ACTIVITY | From the entries below, copy out every line with "this" in it.

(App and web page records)
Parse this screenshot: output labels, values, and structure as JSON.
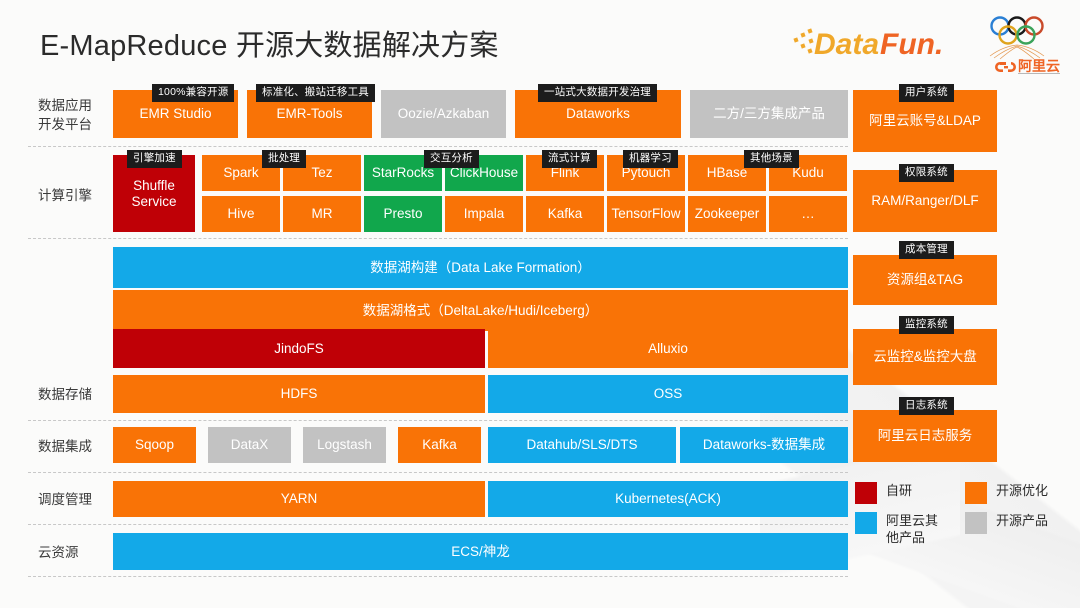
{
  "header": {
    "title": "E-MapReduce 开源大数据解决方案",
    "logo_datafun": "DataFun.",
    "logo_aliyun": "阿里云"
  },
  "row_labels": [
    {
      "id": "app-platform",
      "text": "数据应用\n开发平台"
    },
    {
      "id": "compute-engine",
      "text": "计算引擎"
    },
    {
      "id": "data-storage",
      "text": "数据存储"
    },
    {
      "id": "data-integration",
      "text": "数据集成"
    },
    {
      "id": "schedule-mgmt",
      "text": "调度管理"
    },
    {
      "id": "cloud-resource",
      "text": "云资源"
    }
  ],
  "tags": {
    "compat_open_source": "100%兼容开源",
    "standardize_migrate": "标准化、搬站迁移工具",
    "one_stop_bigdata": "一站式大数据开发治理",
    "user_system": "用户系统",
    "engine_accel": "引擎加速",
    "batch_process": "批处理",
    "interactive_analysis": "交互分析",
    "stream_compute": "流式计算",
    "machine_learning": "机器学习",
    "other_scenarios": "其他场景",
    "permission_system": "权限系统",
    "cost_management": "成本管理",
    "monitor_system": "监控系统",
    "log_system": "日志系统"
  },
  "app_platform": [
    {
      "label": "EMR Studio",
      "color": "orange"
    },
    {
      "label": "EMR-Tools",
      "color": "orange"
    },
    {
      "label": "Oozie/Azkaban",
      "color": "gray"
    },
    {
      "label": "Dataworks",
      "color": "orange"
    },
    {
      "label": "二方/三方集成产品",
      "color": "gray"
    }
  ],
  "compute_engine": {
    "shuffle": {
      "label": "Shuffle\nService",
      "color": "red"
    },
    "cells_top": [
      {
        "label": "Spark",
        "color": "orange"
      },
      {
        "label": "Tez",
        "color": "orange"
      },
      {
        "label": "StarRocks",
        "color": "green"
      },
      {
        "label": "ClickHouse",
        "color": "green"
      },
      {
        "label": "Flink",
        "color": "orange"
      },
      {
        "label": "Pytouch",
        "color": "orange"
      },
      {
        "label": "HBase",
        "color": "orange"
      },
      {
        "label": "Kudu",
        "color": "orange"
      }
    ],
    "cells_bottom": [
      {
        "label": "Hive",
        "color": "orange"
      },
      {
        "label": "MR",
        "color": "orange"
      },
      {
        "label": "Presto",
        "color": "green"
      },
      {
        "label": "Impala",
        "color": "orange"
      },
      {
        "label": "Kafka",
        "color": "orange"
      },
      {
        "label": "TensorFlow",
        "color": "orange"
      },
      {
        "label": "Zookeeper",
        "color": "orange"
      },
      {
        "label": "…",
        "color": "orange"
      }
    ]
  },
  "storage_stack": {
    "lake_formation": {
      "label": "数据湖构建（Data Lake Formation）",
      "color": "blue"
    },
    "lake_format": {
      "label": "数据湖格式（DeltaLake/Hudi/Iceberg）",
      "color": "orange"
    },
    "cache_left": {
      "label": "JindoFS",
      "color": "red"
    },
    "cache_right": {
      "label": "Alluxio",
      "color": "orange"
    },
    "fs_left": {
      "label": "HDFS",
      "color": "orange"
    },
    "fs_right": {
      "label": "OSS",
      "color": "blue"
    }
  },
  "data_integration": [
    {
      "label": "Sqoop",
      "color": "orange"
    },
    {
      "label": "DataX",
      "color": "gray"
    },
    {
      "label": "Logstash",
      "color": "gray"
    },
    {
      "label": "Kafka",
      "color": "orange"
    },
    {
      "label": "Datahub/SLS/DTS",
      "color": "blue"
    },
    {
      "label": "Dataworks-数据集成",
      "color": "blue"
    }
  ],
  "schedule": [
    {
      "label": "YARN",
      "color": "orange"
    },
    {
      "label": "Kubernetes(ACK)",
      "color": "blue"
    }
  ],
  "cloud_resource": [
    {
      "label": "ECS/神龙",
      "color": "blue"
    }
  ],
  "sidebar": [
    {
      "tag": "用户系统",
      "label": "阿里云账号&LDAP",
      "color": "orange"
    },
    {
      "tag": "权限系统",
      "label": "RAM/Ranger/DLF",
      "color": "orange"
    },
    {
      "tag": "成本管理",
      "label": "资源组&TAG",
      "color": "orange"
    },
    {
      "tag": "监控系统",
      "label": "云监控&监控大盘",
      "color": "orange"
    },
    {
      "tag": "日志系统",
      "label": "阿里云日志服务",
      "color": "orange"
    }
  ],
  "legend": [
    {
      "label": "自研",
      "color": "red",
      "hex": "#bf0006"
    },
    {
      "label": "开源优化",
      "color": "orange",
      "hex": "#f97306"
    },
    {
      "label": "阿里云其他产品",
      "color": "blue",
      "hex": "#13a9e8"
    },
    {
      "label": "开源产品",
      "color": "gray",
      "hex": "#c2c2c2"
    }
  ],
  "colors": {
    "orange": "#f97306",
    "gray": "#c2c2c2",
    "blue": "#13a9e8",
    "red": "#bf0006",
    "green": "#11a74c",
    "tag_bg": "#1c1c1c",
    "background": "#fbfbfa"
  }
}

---

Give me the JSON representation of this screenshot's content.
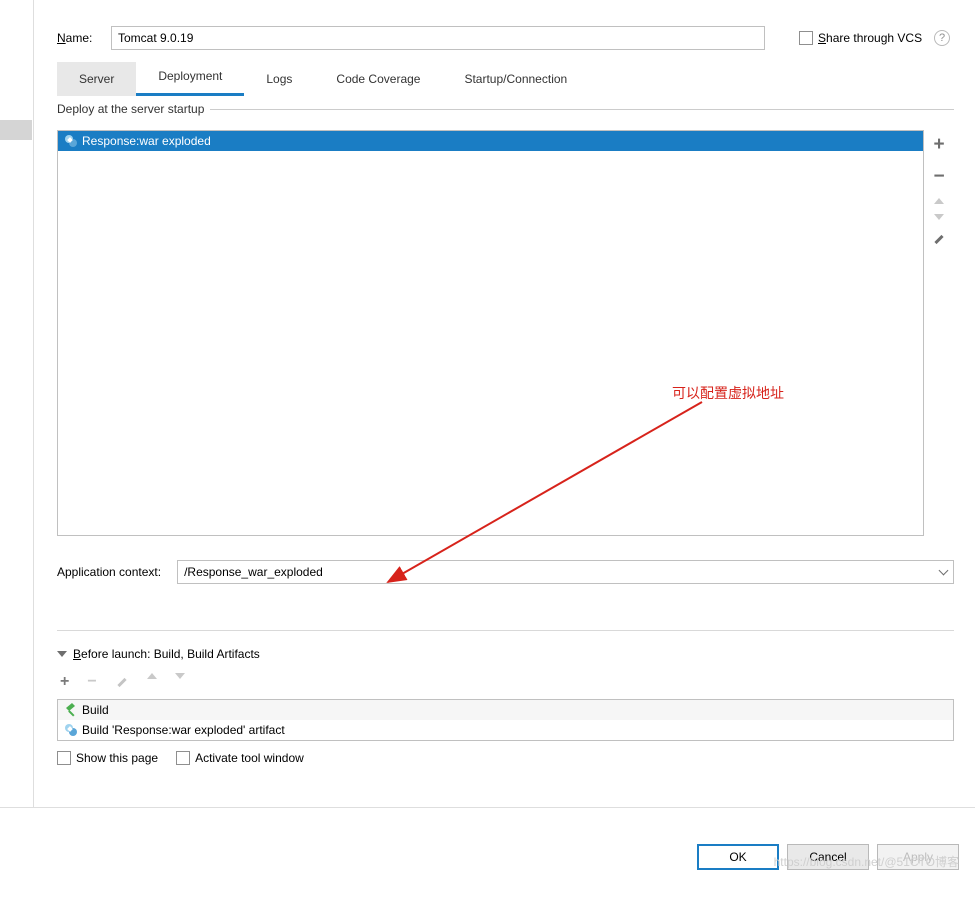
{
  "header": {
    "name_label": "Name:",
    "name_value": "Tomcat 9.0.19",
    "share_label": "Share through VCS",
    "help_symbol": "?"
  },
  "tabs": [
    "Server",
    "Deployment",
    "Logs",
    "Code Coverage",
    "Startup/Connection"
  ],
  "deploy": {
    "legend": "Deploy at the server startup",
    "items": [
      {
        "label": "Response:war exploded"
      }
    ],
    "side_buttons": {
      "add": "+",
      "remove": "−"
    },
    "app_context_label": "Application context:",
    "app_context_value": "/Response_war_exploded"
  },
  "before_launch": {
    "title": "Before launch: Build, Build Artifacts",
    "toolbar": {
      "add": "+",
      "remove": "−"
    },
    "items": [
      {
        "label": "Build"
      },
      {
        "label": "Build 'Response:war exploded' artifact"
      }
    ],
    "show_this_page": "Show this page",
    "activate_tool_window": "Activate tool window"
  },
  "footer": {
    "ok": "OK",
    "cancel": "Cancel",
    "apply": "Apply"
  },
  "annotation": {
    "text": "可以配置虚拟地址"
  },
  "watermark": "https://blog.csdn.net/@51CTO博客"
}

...

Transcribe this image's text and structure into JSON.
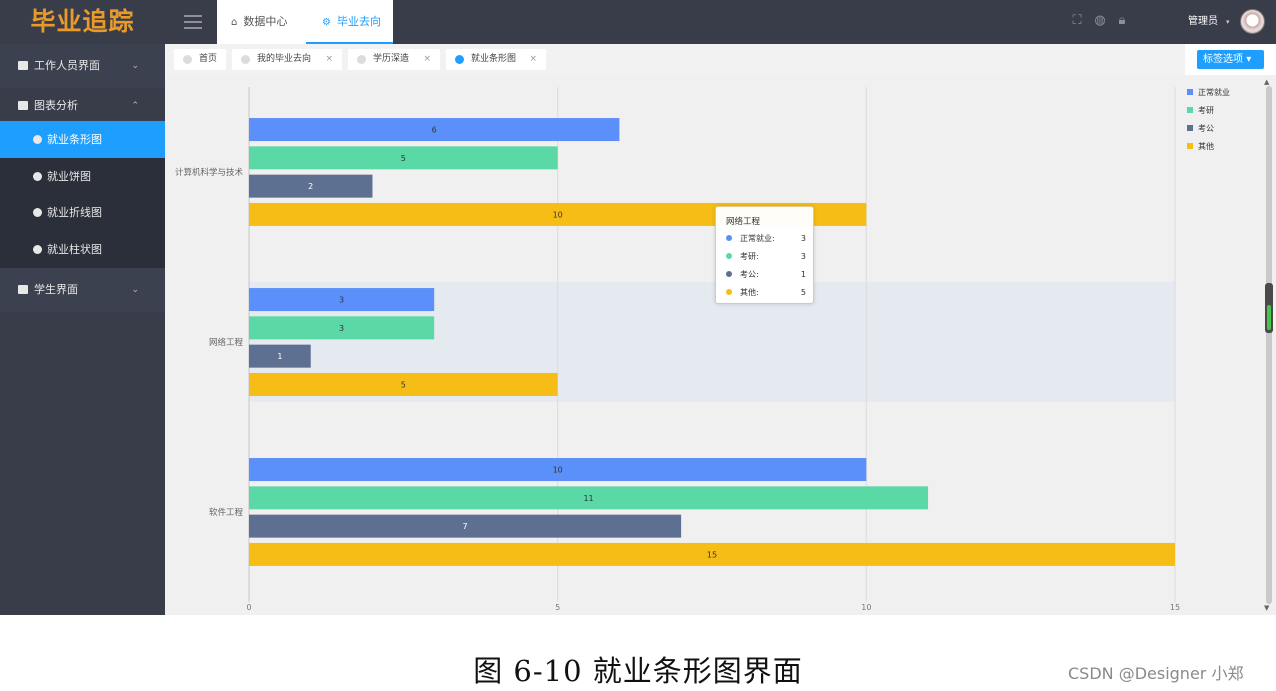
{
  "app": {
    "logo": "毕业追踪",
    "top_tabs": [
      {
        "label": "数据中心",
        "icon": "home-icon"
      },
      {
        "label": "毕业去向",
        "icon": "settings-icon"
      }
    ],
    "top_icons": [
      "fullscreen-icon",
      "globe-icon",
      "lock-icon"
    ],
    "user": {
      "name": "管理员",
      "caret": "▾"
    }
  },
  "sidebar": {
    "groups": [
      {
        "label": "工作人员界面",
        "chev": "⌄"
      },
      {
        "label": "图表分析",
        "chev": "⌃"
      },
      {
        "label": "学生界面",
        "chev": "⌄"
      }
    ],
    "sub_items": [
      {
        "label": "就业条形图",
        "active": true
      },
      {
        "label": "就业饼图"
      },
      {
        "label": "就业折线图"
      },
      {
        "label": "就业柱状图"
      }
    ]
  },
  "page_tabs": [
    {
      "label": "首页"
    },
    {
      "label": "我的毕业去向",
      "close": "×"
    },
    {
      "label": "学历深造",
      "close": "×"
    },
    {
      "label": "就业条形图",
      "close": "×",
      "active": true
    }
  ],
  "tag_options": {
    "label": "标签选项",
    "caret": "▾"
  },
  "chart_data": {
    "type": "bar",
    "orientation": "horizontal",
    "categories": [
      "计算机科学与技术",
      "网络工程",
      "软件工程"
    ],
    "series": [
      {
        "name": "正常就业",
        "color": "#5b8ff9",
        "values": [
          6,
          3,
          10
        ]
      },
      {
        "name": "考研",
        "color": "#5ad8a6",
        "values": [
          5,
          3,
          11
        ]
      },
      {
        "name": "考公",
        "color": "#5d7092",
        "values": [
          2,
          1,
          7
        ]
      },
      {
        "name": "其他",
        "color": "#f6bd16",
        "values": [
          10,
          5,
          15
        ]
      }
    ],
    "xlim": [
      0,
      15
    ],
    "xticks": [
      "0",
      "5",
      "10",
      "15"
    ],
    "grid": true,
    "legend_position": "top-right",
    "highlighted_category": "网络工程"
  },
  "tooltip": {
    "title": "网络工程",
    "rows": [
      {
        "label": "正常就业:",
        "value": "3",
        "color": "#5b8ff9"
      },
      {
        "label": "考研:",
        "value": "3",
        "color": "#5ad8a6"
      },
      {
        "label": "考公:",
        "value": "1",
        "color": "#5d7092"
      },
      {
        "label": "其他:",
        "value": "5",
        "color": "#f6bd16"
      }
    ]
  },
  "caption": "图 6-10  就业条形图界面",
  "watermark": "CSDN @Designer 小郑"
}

YOUR SOLUTION |
Parse this screenshot: output labels, values, and structure as JSON.
Give me the JSON representation of this screenshot's content.
    "show_this_page": "Show this page",
Transcribe this image's text and structure into JSON.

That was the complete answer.